• **TASK DESCRIPTION**
Reproduce the records without their pictures, keeping every word as it is.

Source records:

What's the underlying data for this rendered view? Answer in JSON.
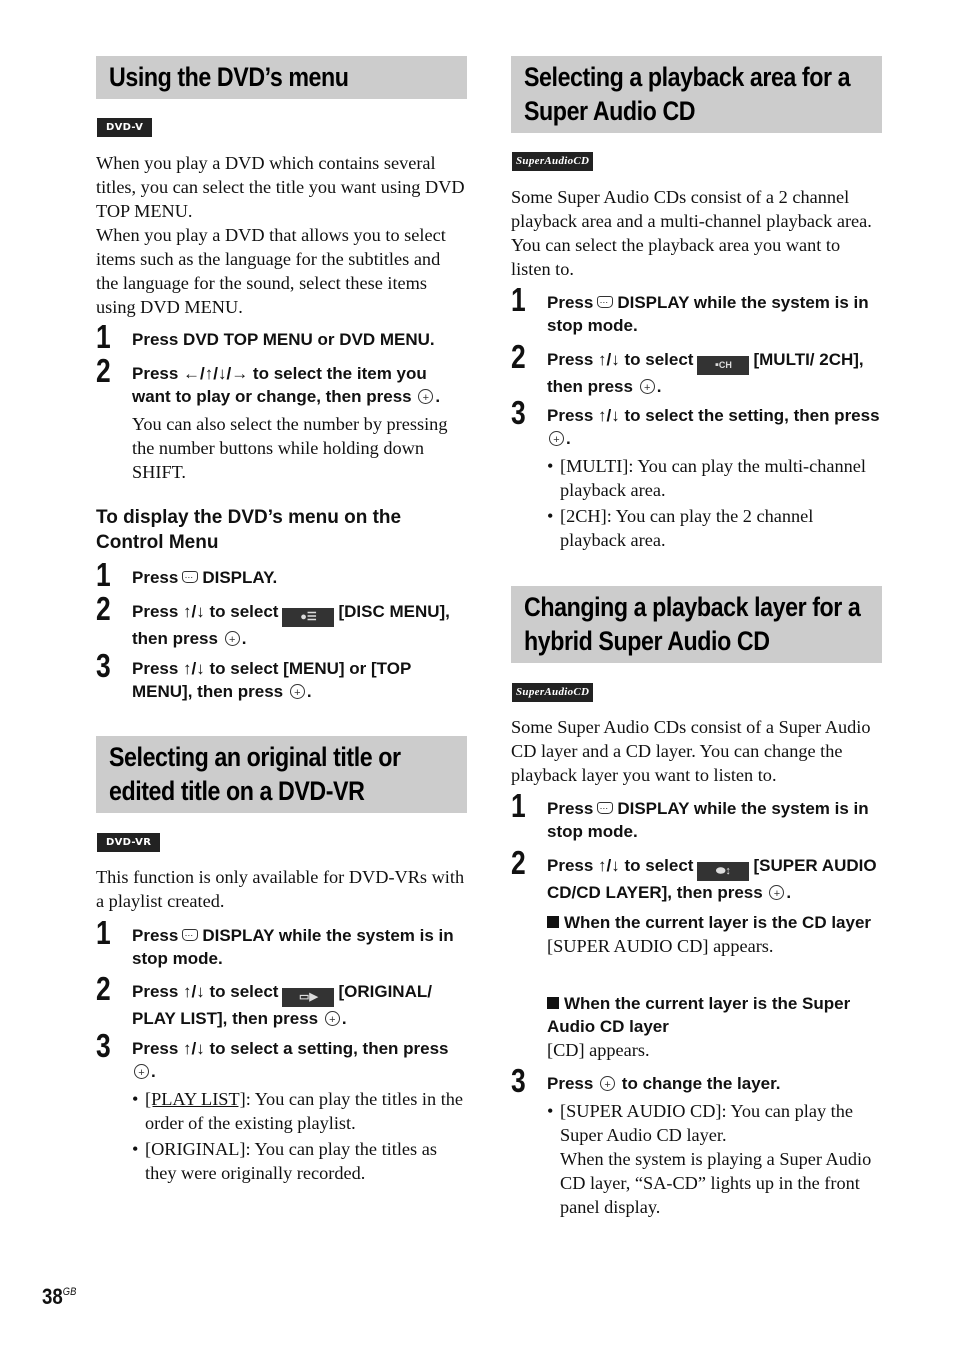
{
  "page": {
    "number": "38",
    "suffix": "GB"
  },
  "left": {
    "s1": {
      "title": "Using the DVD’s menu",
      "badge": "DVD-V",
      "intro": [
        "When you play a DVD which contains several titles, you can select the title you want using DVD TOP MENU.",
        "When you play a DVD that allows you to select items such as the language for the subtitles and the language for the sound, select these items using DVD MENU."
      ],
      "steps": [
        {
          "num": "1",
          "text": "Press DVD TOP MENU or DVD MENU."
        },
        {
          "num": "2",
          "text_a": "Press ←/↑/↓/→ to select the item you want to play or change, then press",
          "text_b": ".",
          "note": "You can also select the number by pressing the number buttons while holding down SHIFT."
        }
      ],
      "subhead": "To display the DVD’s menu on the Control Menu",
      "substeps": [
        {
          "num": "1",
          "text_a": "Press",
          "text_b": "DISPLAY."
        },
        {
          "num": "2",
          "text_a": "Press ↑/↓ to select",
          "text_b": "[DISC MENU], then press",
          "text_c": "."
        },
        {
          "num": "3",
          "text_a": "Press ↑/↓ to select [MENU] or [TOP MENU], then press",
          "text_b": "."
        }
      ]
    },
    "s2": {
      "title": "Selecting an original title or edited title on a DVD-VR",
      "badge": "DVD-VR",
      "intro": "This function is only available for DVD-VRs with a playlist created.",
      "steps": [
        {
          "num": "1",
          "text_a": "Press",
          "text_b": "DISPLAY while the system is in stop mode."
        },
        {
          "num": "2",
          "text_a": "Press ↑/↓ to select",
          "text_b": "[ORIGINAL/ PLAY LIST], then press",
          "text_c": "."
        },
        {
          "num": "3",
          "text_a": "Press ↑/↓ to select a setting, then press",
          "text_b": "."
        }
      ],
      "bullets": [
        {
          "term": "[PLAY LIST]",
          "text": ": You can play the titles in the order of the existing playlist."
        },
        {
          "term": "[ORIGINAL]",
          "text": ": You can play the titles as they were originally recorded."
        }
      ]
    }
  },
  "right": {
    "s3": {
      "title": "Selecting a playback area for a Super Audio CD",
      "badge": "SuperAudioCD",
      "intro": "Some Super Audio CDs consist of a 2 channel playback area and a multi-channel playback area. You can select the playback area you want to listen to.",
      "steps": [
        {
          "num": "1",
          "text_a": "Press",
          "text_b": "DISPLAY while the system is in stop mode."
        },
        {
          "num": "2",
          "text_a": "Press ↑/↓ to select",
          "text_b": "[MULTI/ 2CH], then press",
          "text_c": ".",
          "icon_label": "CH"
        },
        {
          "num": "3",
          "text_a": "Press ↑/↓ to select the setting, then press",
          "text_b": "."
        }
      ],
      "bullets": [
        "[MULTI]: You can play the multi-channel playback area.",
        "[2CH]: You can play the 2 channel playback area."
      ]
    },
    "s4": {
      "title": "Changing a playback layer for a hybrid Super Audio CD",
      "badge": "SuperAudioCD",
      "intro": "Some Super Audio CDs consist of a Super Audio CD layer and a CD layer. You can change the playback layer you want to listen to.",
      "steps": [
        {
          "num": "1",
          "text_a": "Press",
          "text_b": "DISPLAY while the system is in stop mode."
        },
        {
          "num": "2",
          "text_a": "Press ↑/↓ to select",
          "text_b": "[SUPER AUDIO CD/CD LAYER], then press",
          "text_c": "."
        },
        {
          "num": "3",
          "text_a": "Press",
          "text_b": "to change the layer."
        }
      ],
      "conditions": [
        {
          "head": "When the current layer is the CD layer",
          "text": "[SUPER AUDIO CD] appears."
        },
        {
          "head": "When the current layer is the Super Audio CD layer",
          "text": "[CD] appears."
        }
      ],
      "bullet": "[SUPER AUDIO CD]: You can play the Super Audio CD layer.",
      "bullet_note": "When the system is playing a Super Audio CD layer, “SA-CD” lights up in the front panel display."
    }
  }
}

• **EXPECTED ANSWER**
What's the underlying data for this rendered view? Answer in JSON.
{
  "page": {
    "number": "38",
    "suffix": "GB"
  },
  "left": {
    "s1": {
      "title": "Using the DVD’s menu",
      "badge": "DVD-V",
      "intro": [
        "When you play a DVD which contains several titles, you can select the title you want using DVD TOP MENU.",
        "When you play a DVD that allows you to select items such as the language for the subtitles and the language for the sound, select these items using DVD MENU."
      ],
      "steps": [
        {
          "num": "1",
          "text": "Press DVD TOP MENU or DVD MENU."
        },
        {
          "num": "2",
          "text_a": "Press ←/↑/↓/→ to select the item you want to play or change, then press",
          "text_b": ".",
          "note": "You can also select the number by pressing the number buttons while holding down SHIFT."
        }
      ],
      "subhead": "To display the DVD’s menu on the Control Menu",
      "substeps": [
        {
          "num": "1",
          "text_a": "Press",
          "text_b": "DISPLAY."
        },
        {
          "num": "2",
          "text_a": "Press ↑/↓ to select",
          "text_b": "[DISC MENU], then press",
          "text_c": "."
        },
        {
          "num": "3",
          "text_a": "Press ↑/↓ to select [MENU] or [TOP MENU], then press",
          "text_b": "."
        }
      ]
    },
    "s2": {
      "title": "Selecting an original title or edited title on a DVD-VR",
      "badge": "DVD-VR",
      "intro": "This function is only available for DVD-VRs with a playlist created.",
      "steps": [
        {
          "num": "1",
          "text_a": "Press",
          "text_b": "DISPLAY while the system is in stop mode."
        },
        {
          "num": "2",
          "text_a": "Press ↑/↓ to select",
          "text_b": "[ORIGINAL/ PLAY LIST], then press",
          "text_c": "."
        },
        {
          "num": "3",
          "text_a": "Press ↑/↓ to select a setting, then press",
          "text_b": "."
        }
      ],
      "bullets": [
        {
          "term": "[PLAY LIST]",
          "text": ": You can play the titles in the order of the existing playlist."
        },
        {
          "term": "[ORIGINAL]",
          "text": ": You can play the titles as they were originally recorded."
        }
      ]
    }
  },
  "right": {
    "s3": {
      "title": "Selecting a playback area for a Super Audio CD",
      "badge": "SuperAudioCD",
      "intro": "Some Super Audio CDs consist of a 2 channel playback area and a multi-channel playback area. You can select the playback area you want to listen to.",
      "steps": [
        {
          "num": "1",
          "text_a": "Press",
          "text_b": "DISPLAY while the system is in stop mode."
        },
        {
          "num": "2",
          "text_a": "Press ↑/↓ to select",
          "text_b": "[MULTI/ 2CH], then press",
          "text_c": ".",
          "icon_label": "CH"
        },
        {
          "num": "3",
          "text_a": "Press ↑/↓ to select the setting, then press",
          "text_b": "."
        }
      ],
      "bullets": [
        "[MULTI]: You can play the multi-channel playback area.",
        "[2CH]: You can play the 2 channel playback area."
      ]
    },
    "s4": {
      "title": "Changing a playback layer for a hybrid Super Audio CD",
      "badge": "SuperAudioCD",
      "intro": "Some Super Audio CDs consist of a Super Audio CD layer and a CD layer. You can change the playback layer you want to listen to.",
      "steps": [
        {
          "num": "1",
          "text_a": "Press",
          "text_b": "DISPLAY while the system is in stop mode."
        },
        {
          "num": "2",
          "text_a": "Press ↑/↓ to select",
          "text_b": "[SUPER AUDIO CD/CD LAYER], then press",
          "text_c": "."
        },
        {
          "num": "3",
          "text_a": "Press",
          "text_b": "to change the layer."
        }
      ],
      "conditions": [
        {
          "head": "When the current layer is the CD layer",
          "text": "[SUPER AUDIO CD] appears."
        },
        {
          "head": "When the current layer is the Super Audio CD layer",
          "text": "[CD] appears."
        }
      ],
      "bullet": "[SUPER AUDIO CD]: You can play the Super Audio CD layer.",
      "bullet_note": "When the system is playing a Super Audio CD layer, “SA-CD” lights up in the front panel display."
    }
  }
}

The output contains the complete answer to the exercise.